Expanding Immunotherapy to Esophageal Cancer

The FDA has expanded the use of the immunotherapeutic pembrolizumab to treat certain patients with esophageal cancer.

Source: Nephron – Wikimedia Commons

The U.S. Food and Drug Administration (FDA) recently approved expanding the use of pembrolizumab (Keytruda), a type of immunotherapeutic called a checkpoint inhibitor, to include the treatment of certain patients with esophageal cancer.

Pembrolizumab is intended for treating patients who have recurrent, locally advanced, or metastatic squamous cell carcinoma of the esophagus that tests positive for PD-L1 protein and that has progressed despite treatment with at least one other systemic therapeutic (meaning a treatment that travels through the bloodstream, reaching and affecting cells all over the body, after being taken by mouth or infused into the bloodstream).

Esophageal cancer accounts for about 1 percent of all new cancer cases diagnosed each year in the United States. In 2019, it is expected that 17,650 people will receive an esophageal cancer diagnosis and 16,080 people will die from the disease.

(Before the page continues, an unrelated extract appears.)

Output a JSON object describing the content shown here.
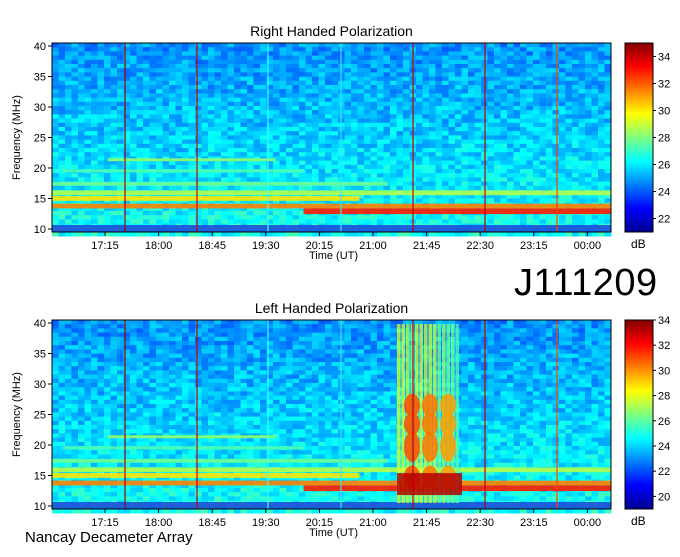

Squamous cell carcinoma is one of the most common types of esophageal cancer. It can arise throughout the esophagus, which is the tube that connects the throat to the stomach.

The approval of pembrolizumab for PD-L1–positive squamous cell carcinoma of the esophagus was based on results from one phase II and one phase III clinical trial. In the phase III clinical trial, median overall survival among patients with PD-L1–positive squamous cell carcinoma of the esophagus who received pembrolizumab was 10.3 months, compared with 6.7 months among those patients who received placebo. In the phase II trial, 20 percent of patients had partial tumor shrinkage after receiving pembrolizumab. Tumor shrinkage lasted 12 months or longer for 57 percent of these patients.

Pembrolizumab works by releasing a brake called PD-1 on cancer-fighting immune cells called T cells. Because it targets the immune system and not molecules specific to a particular cancer, it has relatively broad utility in the treatment of cancer.

Pembrolizumab was first approved by the FDA in September 2014, for treating melanoma. Since then, it has been approved for treating 11 other types of cancer, including esophageal cancer, and for treating patients with any type of solid tumor that is characterized by the presence of specific biomarkers known as microsatellite instability–high or mismatch repair–deficient.